- _Your assignment_: The response should be the records below, repeated exactly, with each picture left out.

- _Working data_:
....
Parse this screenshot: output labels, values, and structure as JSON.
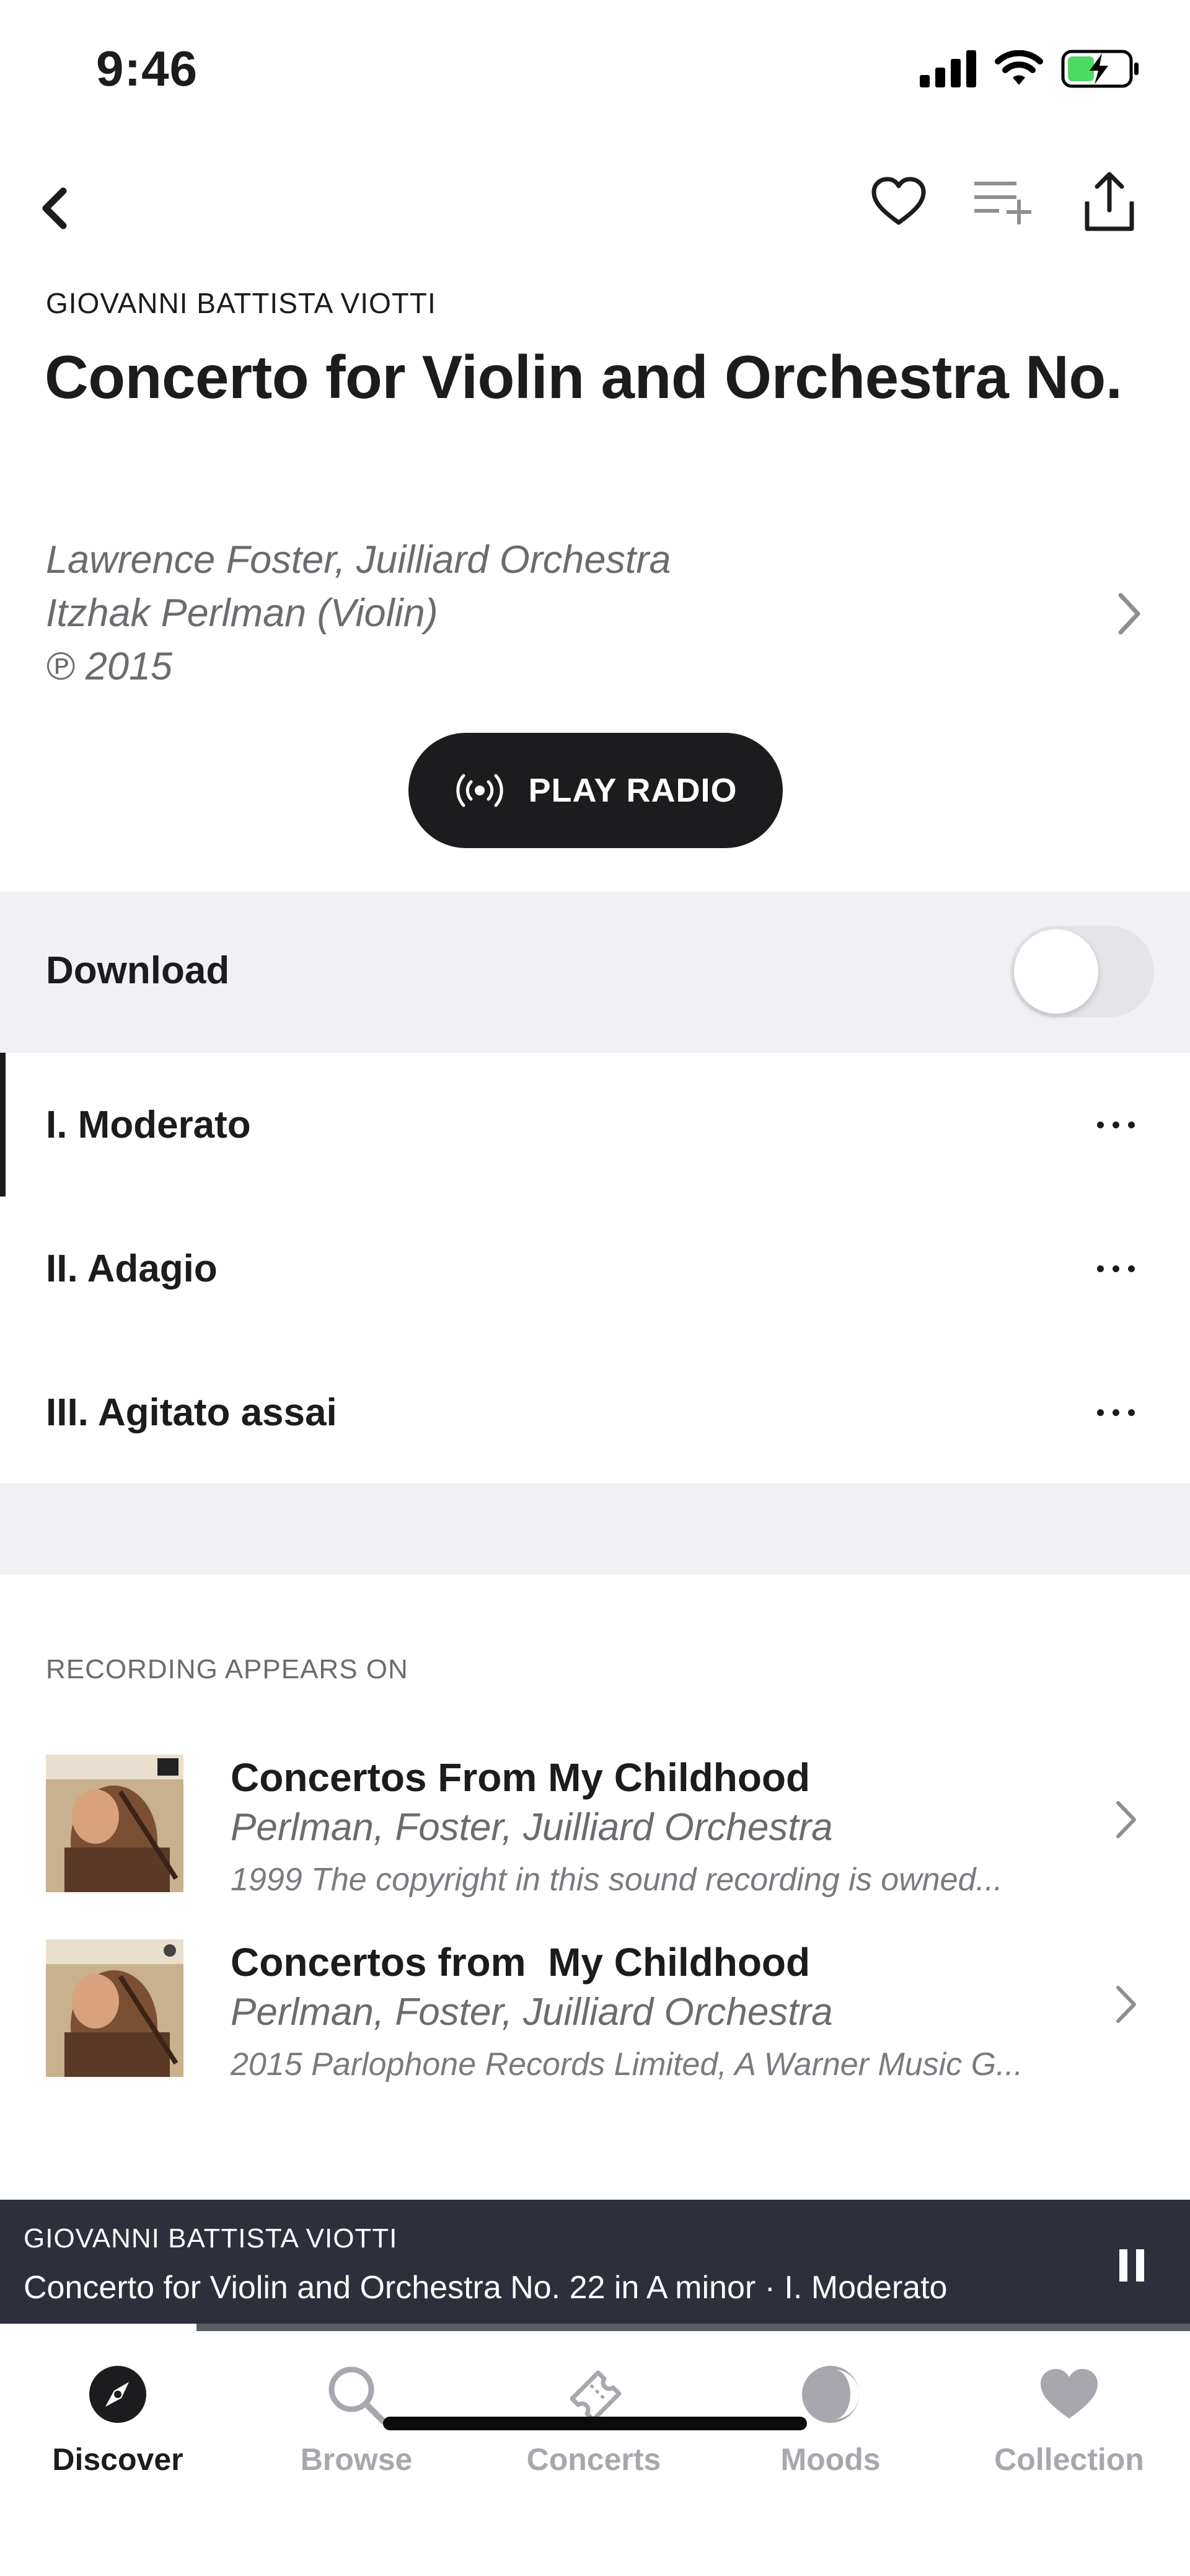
{
  "status_bar": {
    "time": "9:46",
    "icons": [
      "signal-icon",
      "wifi-icon",
      "battery-charging-icon"
    ],
    "battery_color": "#4cd964"
  },
  "nav": {
    "back_icon": "chevron-left-icon",
    "actions": [
      "heart-icon",
      "add-to-queue-icon",
      "share-icon"
    ]
  },
  "header": {
    "composer": "GIOVANNI BATTISTA VIOTTI",
    "title": "Concerto for Violin and Orchestra No.",
    "credits": {
      "line1": "Lawrence Foster, Juilliard Orchestra",
      "line2": "Itzhak Perlman (Violin)",
      "line3": "℗ 2015"
    }
  },
  "play_radio": {
    "label": "PLAY RADIO",
    "icon": "radio-broadcast-icon"
  },
  "download": {
    "label": "Download",
    "enabled": false
  },
  "tracks": [
    {
      "label": "I. Moderato",
      "active": true
    },
    {
      "label": "II. Adagio",
      "active": false
    },
    {
      "label": "III. Agitato assai",
      "active": false
    }
  ],
  "appears_on": {
    "section_label": "RECORDING APPEARS ON",
    "albums": [
      {
        "title": "Concertos From My Childhood",
        "artists": "Perlman, Foster, Juilliard Orchestra",
        "copyright": "1999 The copyright in this sound recording is owned..."
      },
      {
        "title": "Concertos from  My Childhood",
        "artists": "Perlman, Foster, Juilliard Orchestra",
        "copyright": "2015 Parlophone Records Limited, A Warner Music G..."
      }
    ]
  },
  "now_playing": {
    "composer": "GIOVANNI BATTISTA VIOTTI",
    "title": "Concerto for Violin and Orchestra No. 22 in A minor  ·  I. Moderato",
    "progress": 0.165,
    "pause_icon": "pause-icon"
  },
  "tabs": [
    {
      "label": "Discover",
      "icon": "compass-icon",
      "active": true
    },
    {
      "label": "Browse",
      "icon": "search-icon",
      "active": false
    },
    {
      "label": "Concerts",
      "icon": "ticket-icon",
      "active": false
    },
    {
      "label": "Moods",
      "icon": "moon-icon",
      "active": false
    },
    {
      "label": "Collection",
      "icon": "heart-icon",
      "active": false
    }
  ]
}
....
- _Your solution_:
Parse this screenshot: output labels, values, and structure as JSON.
{
  "status_bar": {
    "time": "9:46",
    "icons": [
      "signal-icon",
      "wifi-icon",
      "battery-charging-icon"
    ],
    "battery_color": "#4cd964"
  },
  "nav": {
    "back_icon": "chevron-left-icon",
    "actions": [
      "heart-icon",
      "add-to-queue-icon",
      "share-icon"
    ]
  },
  "header": {
    "composer": "GIOVANNI BATTISTA VIOTTI",
    "title": "Concerto for Violin and Orchestra No.",
    "credits": {
      "line1": "Lawrence Foster, Juilliard Orchestra",
      "line2": "Itzhak Perlman (Violin)",
      "line3": "℗ 2015"
    }
  },
  "play_radio": {
    "label": "PLAY RADIO",
    "icon": "radio-broadcast-icon"
  },
  "download": {
    "label": "Download",
    "enabled": false
  },
  "tracks": [
    {
      "label": "I. Moderato",
      "active": true
    },
    {
      "label": "II. Adagio",
      "active": false
    },
    {
      "label": "III. Agitato assai",
      "active": false
    }
  ],
  "appears_on": {
    "section_label": "RECORDING APPEARS ON",
    "albums": [
      {
        "title": "Concertos From My Childhood",
        "artists": "Perlman, Foster, Juilliard Orchestra",
        "copyright": "1999 The copyright in this sound recording is owned..."
      },
      {
        "title": "Concertos from  My Childhood",
        "artists": "Perlman, Foster, Juilliard Orchestra",
        "copyright": "2015 Parlophone Records Limited, A Warner Music G..."
      }
    ]
  },
  "now_playing": {
    "composer": "GIOVANNI BATTISTA VIOTTI",
    "title": "Concerto for Violin and Orchestra No. 22 in A minor  ·  I. Moderato",
    "progress": 0.165,
    "pause_icon": "pause-icon"
  },
  "tabs": [
    {
      "label": "Discover",
      "icon": "compass-icon",
      "active": true
    },
    {
      "label": "Browse",
      "icon": "search-icon",
      "active": false
    },
    {
      "label": "Concerts",
      "icon": "ticket-icon",
      "active": false
    },
    {
      "label": "Moods",
      "icon": "moon-icon",
      "active": false
    },
    {
      "label": "Collection",
      "icon": "heart-icon",
      "active": false
    }
  ]
}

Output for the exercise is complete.